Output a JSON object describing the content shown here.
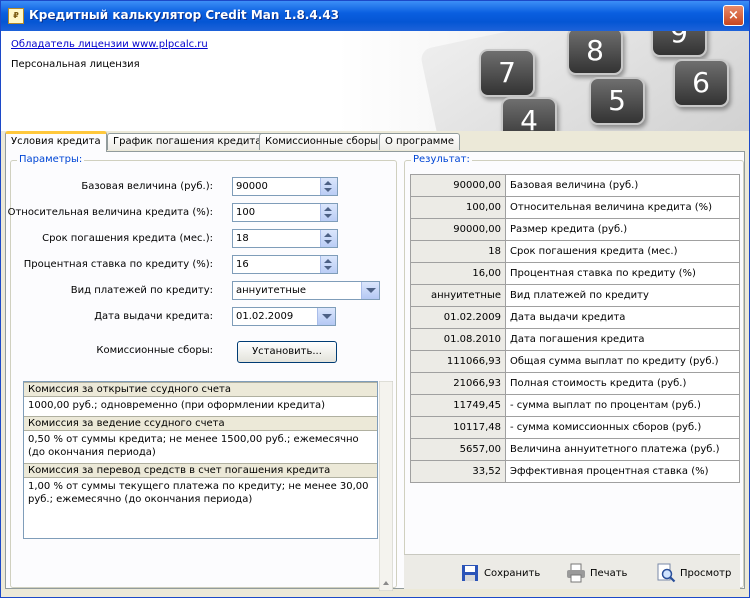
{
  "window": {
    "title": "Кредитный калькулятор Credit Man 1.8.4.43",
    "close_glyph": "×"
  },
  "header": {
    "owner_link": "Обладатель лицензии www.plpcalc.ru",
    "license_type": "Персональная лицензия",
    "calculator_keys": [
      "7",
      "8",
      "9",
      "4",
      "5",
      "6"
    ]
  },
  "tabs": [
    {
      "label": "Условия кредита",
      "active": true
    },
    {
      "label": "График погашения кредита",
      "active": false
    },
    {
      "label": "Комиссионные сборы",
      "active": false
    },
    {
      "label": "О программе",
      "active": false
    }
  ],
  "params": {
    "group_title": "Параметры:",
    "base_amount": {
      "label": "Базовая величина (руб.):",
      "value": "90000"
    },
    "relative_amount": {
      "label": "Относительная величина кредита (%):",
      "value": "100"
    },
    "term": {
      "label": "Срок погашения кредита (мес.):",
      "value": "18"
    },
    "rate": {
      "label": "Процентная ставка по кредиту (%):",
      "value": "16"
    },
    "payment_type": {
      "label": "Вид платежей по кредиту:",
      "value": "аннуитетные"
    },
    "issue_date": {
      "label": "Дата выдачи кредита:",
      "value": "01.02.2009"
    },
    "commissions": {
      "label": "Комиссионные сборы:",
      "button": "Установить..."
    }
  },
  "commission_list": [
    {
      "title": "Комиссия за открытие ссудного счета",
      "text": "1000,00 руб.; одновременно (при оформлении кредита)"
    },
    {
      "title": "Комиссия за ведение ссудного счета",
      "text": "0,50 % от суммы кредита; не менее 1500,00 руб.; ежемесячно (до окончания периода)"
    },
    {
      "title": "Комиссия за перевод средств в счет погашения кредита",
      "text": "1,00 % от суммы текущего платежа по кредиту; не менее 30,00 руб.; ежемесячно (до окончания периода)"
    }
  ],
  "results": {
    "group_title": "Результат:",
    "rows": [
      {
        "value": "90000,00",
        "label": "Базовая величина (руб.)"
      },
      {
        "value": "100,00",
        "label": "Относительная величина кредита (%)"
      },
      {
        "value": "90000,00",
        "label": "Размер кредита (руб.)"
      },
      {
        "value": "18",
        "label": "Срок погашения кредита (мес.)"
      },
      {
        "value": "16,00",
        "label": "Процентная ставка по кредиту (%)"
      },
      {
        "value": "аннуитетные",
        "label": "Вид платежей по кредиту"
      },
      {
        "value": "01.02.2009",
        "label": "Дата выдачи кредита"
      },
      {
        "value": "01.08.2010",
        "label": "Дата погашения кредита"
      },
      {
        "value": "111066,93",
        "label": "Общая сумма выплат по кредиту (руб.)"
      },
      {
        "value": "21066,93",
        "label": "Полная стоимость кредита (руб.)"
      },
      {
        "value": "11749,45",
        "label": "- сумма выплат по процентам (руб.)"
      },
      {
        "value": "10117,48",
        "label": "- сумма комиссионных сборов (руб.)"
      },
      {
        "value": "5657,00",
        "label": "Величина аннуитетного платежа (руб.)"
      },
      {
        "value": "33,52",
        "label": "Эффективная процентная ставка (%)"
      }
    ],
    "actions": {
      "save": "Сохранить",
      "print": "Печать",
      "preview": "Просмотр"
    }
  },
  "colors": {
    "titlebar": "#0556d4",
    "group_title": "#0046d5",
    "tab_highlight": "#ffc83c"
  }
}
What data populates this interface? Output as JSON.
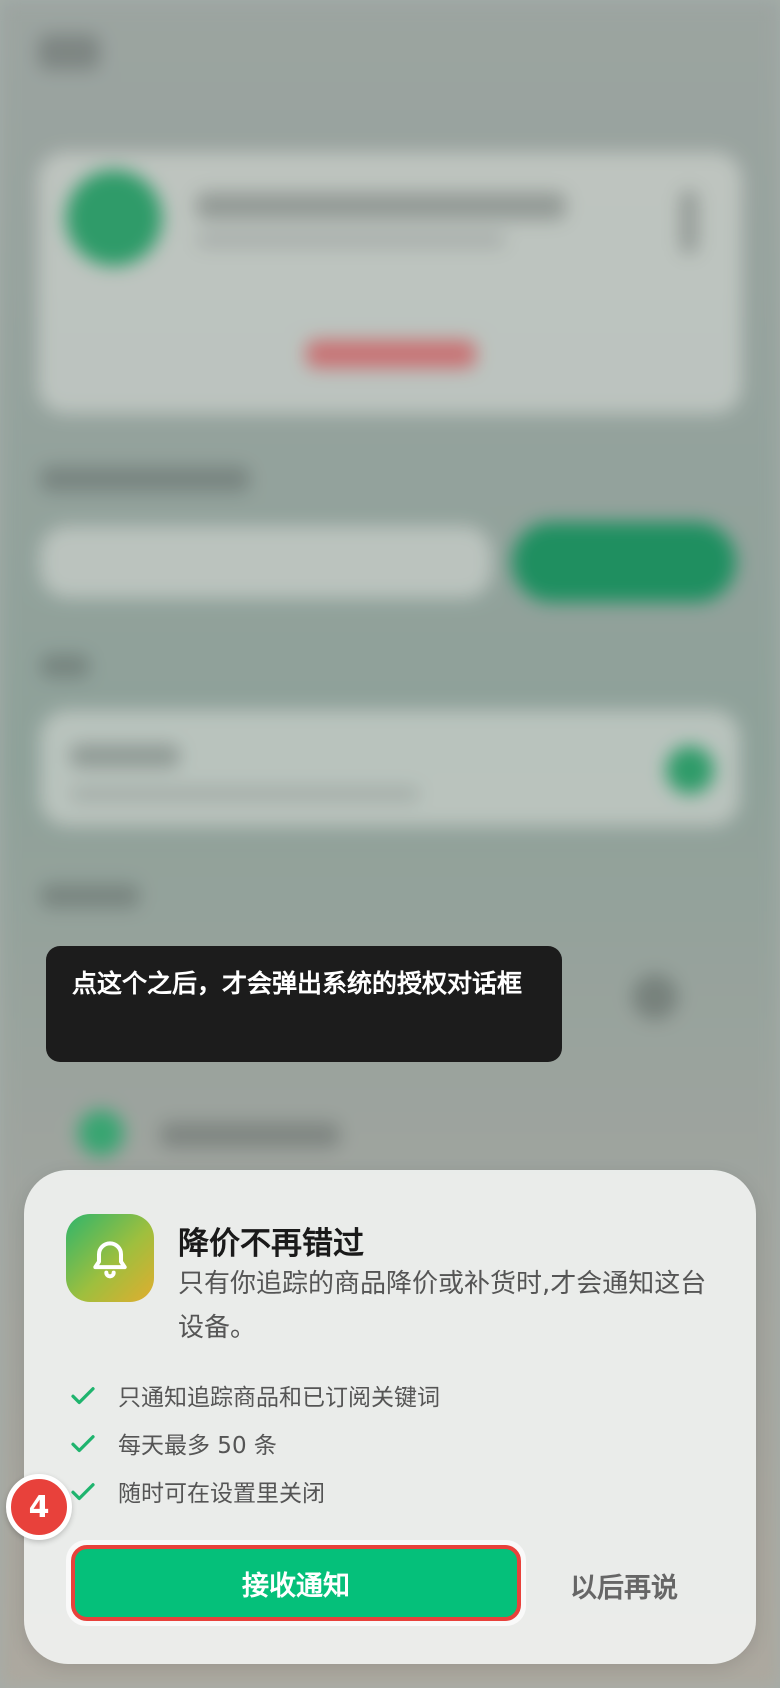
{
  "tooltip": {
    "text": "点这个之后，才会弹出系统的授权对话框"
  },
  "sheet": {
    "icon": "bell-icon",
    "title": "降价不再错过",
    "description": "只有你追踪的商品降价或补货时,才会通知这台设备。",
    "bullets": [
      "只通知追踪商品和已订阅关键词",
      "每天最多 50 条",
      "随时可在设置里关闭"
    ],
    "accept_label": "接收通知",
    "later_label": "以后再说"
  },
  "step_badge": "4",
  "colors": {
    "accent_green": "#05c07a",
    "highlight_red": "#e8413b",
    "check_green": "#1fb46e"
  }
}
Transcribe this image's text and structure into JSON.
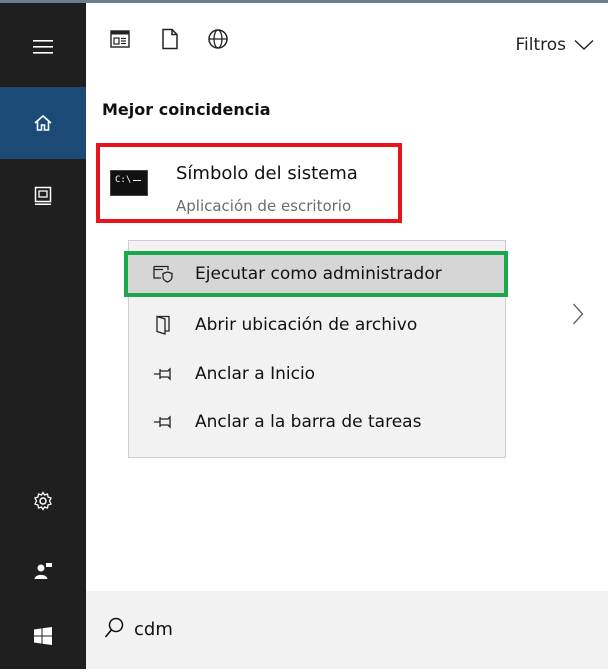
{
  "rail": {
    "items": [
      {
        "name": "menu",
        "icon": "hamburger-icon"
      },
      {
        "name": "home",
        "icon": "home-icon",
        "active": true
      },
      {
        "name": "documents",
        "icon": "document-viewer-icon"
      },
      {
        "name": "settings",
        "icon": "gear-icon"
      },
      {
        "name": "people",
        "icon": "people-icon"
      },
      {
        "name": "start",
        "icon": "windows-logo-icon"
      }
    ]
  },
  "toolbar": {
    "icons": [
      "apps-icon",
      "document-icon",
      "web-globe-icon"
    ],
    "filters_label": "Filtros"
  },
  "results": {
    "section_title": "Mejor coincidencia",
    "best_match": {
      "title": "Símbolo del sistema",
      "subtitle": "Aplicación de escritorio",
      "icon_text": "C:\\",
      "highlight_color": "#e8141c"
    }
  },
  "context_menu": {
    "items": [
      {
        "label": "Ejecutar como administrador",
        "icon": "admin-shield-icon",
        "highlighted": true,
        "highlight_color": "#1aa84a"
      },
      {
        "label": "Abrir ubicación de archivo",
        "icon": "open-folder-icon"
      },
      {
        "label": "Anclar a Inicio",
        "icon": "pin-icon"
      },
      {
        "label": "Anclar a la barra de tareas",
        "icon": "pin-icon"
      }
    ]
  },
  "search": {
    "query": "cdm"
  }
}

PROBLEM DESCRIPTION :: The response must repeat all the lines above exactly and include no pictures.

RESULT OF THIS TASK ::
Output a JSON object describing the content shown here.
{
  "window": {
    "title": "Кредитный калькулятор Credit Man 1.8.4.43",
    "close_glyph": "×"
  },
  "header": {
    "owner_link": "Обладатель лицензии www.plpcalc.ru",
    "license_type": "Персональная лицензия",
    "calculator_keys": [
      "7",
      "8",
      "9",
      "4",
      "5",
      "6"
    ]
  },
  "tabs": [
    {
      "label": "Условия кредита",
      "active": true
    },
    {
      "label": "График погашения кредита",
      "active": false
    },
    {
      "label": "Комиссионные сборы",
      "active": false
    },
    {
      "label": "О программе",
      "active": false
    }
  ],
  "params": {
    "group_title": "Параметры:",
    "base_amount": {
      "label": "Базовая величина (руб.):",
      "value": "90000"
    },
    "relative_amount": {
      "label": "Относительная величина кредита (%):",
      "value": "100"
    },
    "term": {
      "label": "Срок погашения кредита (мес.):",
      "value": "18"
    },
    "rate": {
      "label": "Процентная ставка по кредиту (%):",
      "value": "16"
    },
    "payment_type": {
      "label": "Вид платежей по кредиту:",
      "value": "аннуитетные"
    },
    "issue_date": {
      "label": "Дата выдачи кредита:",
      "value": "01.02.2009"
    },
    "commissions": {
      "label": "Комиссионные сборы:",
      "button": "Установить..."
    }
  },
  "commission_list": [
    {
      "title": "Комиссия за открытие ссудного счета",
      "text": "1000,00 руб.; одновременно (при оформлении кредита)"
    },
    {
      "title": "Комиссия за ведение ссудного счета",
      "text": "0,50 % от суммы кредита; не менее 1500,00 руб.; ежемесячно (до окончания периода)"
    },
    {
      "title": "Комиссия за перевод средств в счет погашения кредита",
      "text": "1,00 % от суммы текущего платежа по кредиту; не менее 30,00 руб.; ежемесячно (до окончания периода)"
    }
  ],
  "results": {
    "group_title": "Результат:",
    "rows": [
      {
        "value": "90000,00",
        "label": "Базовая величина (руб.)"
      },
      {
        "value": "100,00",
        "label": "Относительная величина кредита (%)"
      },
      {
        "value": "90000,00",
        "label": "Размер кредита (руб.)"
      },
      {
        "value": "18",
        "label": "Срок погашения кредита (мес.)"
      },
      {
        "value": "16,00",
        "label": "Процентная ставка по кредиту (%)"
      },
      {
        "value": "аннуитетные",
        "label": "Вид платежей по кредиту"
      },
      {
        "value": "01.02.2009",
        "label": "Дата выдачи кредита"
      },
      {
        "value": "01.08.2010",
        "label": "Дата погашения кредита"
      },
      {
        "value": "111066,93",
        "label": "Общая сумма выплат по кредиту (руб.)"
      },
      {
        "value": "21066,93",
        "label": "Полная стоимость кредита (руб.)"
      },
      {
        "value": "11749,45",
        "label": "- сумма выплат по процентам (руб.)"
      },
      {
        "value": "10117,48",
        "label": "- сумма комиссионных сборов (руб.)"
      },
      {
        "value": "5657,00",
        "label": "Величина аннуитетного платежа (руб.)"
      },
      {
        "value": "33,52",
        "label": "Эффективная процентная ставка (%)"
      }
    ],
    "actions": {
      "save": "Сохранить",
      "print": "Печать",
      "preview": "Просмотр"
    }
  },
  "colors": {
    "titlebar": "#0556d4",
    "group_title": "#0046d5",
    "tab_highlight": "#ffc83c"
  }
}
What data populates this interface? Output as JSON.
{
  "tooltip": {
    "text": "点这个之后，才会弹出系统的授权对话框"
  },
  "sheet": {
    "icon": "bell-icon",
    "title": "降价不再错过",
    "description": "只有你追踪的商品降价或补货时,才会通知这台设备。",
    "bullets": [
      "只通知追踪商品和已订阅关键词",
      "每天最多 50 条",
      "随时可在设置里关闭"
    ],
    "accept_label": "接收通知",
    "later_label": "以后再说"
  },
  "step_badge": "4",
  "colors": {
    "accent_green": "#05c07a",
    "highlight_red": "#e8413b",
    "check_green": "#1fb46e"
  }
}
Transcribe this image's text and structure into JSON.
{
  "rail": {
    "items": [
      {
        "name": "menu",
        "icon": "hamburger-icon"
      },
      {
        "name": "home",
        "icon": "home-icon",
        "active": true
      },
      {
        "name": "documents",
        "icon": "document-viewer-icon"
      },
      {
        "name": "settings",
        "icon": "gear-icon"
      },
      {
        "name": "people",
        "icon": "people-icon"
      },
      {
        "name": "start",
        "icon": "windows-logo-icon"
      }
    ]
  },
  "toolbar": {
    "icons": [
      "apps-icon",
      "document-icon",
      "web-globe-icon"
    ],
    "filters_label": "Filtros"
  },
  "results": {
    "section_title": "Mejor coincidencia",
    "best_match": {
      "title": "Símbolo del sistema",
      "subtitle": "Aplicación de escritorio",
      "icon_text": "C:\\",
      "highlight_color": "#e8141c"
    }
  },
  "context_menu": {
    "items": [
      {
        "label": "Ejecutar como administrador",
        "icon": "admin-shield-icon",
        "highlighted": true,
        "highlight_color": "#1aa84a"
      },
      {
        "label": "Abrir ubicación de archivo",
        "icon": "open-folder-icon"
      },
      {
        "label": "Anclar a Inicio",
        "icon": "pin-icon"
      },
      {
        "label": "Anclar a la barra de tareas",
        "icon": "pin-icon"
      }
    ]
  },
  "search": {
    "query": "cdm"
  }
}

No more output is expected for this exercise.